Those measured liturgies, delicate craftsmen, intangible heritage, the sometimes incomprehensible stoicism of the population, the most ancestral hypermodernity, the life of neon and solitude, genesis of urban tribes, the flying kicks and teachings of kung fu, the wholly raw cuisine on full display…
As well, of course, as kanji writing. If it is said that the Inuit have at least seven different definitions for the white colour of snow (quite some clinical eye for the visible spectrum!), my compatriots do not lag behind in terms of lingo and vocabulary, with their beautiful and hypnotic Sino-Japanese calligraphy (along with a fair handful of ideograms) which we assimilated from our Chinese neighbours.
One proviso. Of the 40,000 kanji characters in existence, my fellow Japanese make use of barely 3,000. We will, however, not dizzy ourselves with any further verbiage, nor an oceanic dictionary. Here we will cast our net over the terms which, like the sevillana dancers I adore, address the tuna face to face, and how they can be conveyed in the West.
Learning from Junji Okada, chef de cuisine at Miyama
And to illustrate this humble post we headed to the Miyama restaurant, with its dual branch in Madrid, for its chef de cuisine to clear up a number of doubts, set straight some of our comforting certainties, and serve up a few cuts bearing the hallmark of outstanding Fuentes Bluefin Tuna.
First of all, a distinction. “Many people refer to maguro (tuna) as kuro maguro, which adds nothing more than that it is black-skinned tuna,” Junji Odaka mentions. Although he recently turned 50, the Tokyo-born chef has a youthful look, a precise manner and the eyes of a mischievous boy concealing the strategy behind his next surprise.
His CV tells us that he began his career at the Akasaka Suntory in his hometown, before packing his bags and setting to work in London and the Netherlands, ultimately ending up beneath the bear and strawberry tree of Madrid’s flag.
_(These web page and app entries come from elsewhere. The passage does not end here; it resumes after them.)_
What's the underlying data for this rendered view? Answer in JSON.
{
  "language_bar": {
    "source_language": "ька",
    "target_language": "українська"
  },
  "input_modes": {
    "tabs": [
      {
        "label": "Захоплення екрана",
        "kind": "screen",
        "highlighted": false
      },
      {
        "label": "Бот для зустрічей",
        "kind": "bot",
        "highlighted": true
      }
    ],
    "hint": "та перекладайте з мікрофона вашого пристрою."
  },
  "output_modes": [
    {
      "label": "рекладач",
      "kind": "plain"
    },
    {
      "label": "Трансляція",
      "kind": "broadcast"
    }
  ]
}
He has been at Miyama with a knife between his teeth and in his hands since 2007. Sushi, sashimi (which in fact means cut meat), nigiri and tuna stews hold no secrets for this silent conjurer behind his wooden bar. We entrust ourselves to the skill of his hands and fingers.
From Akami to Toro, via Kawara and Hohomiku…
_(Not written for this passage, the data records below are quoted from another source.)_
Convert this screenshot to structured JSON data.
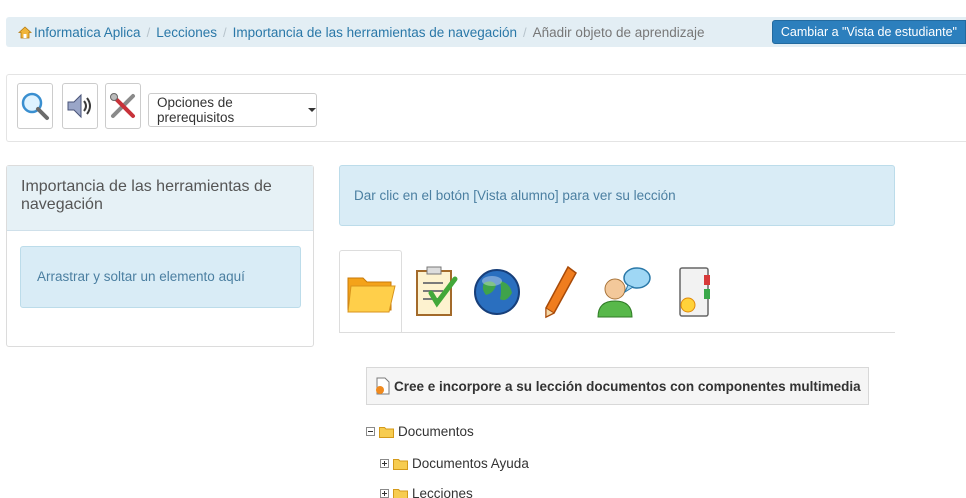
{
  "breadcrumb": {
    "home": "Informatica Aplica",
    "items": [
      "Lecciones",
      "Importancia de las herramientas de navegación"
    ],
    "current": "Añadir objeto de aprendizaje",
    "student_view_button": "Cambiar a \"Vista de estudiante\""
  },
  "toolbar": {
    "icons": [
      "magnifier-icon",
      "speaker-icon",
      "tools-icon"
    ],
    "prereq_label": "Opciones de prerequisitos"
  },
  "left_panel": {
    "title": "Importancia de las herramientas de navegación",
    "drop_text": "Arrastrar y soltar un elemento aquí"
  },
  "info_message": "Dar clic en el botón [Vista alumno] para ver su lección",
  "tabs": [
    "documents-folder-icon",
    "quiz-checklist-icon",
    "globe-link-icon",
    "pencil-assignment-icon",
    "forum-user-icon",
    "new-chapter-icon"
  ],
  "documents_panel": {
    "heading": "Cree e incorpore a su lección documentos con componentes multimedia",
    "tree": [
      {
        "label": "Documentos",
        "expanded": true,
        "level": 0
      },
      {
        "label": "Documentos Ayuda",
        "expanded": false,
        "level": 1
      },
      {
        "label": "Lecciones",
        "expanded": false,
        "level": 1
      }
    ]
  },
  "colors": {
    "accent": "#2c7fbd",
    "info_bg": "#d9ecf6",
    "breadcrumb_bg": "#e3eef4"
  }
}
When it is butchered, the tuna is split into two magnificent parts which are then divided into six pieces, a method defined as gomai oroshi. Once the photographer’s camera is satisfied, along with my curiosity to see this samurai at work, there appear before our eyes the two great regions of this titan of the sea: the akami (literally, red meat), indicating the part of the loin (also defined as se), with a meatier tone. Seshimo refers to the peak of the back.
With greater precision than a beef guru gives to the marbling of the meat, our chef fillets the toro, in other words the tuna belly. The prefix hara (abdomen) is a combined to make up the terms harakami, haranaka and harashimo in reference to the forward, central and rear sections of this anatomical area. Junji’s haranaka makes for an outstanding and silky sashimi. The meat found more to the side is chu-toro, with a more pinkish tone.
The back cheek (which we call kama) is diced by our chef to conjure up a truly memorable and succulent stew. The parts closest to the spine (hone) are known as tenni, while those further from the backbone are dubbed kawara. Nakahochi defines this backbone meat which I have seen many chefs scoop up with a spoon as if they were emptying a jar of jam.
The cheek (or kokotxa – I love the Basque term) is known as ago and the chin meat, hohomiku. Zumiku is the head meat, and medame the great eye that sees everything under the sea… and to which we have already dedicated a post. And now, dear reader, you can sit secure on a hotel bed in Tokyo without feeling like a forlorn Bill Murray when presented with the fundamentals of Japanese tuna terminology.
Postscript. If you are ever served tsuna in a restaurant, then be aware that yes, it is tuna… but will never be either bluefin or illustrious, and instead more canned than sitcom laughter.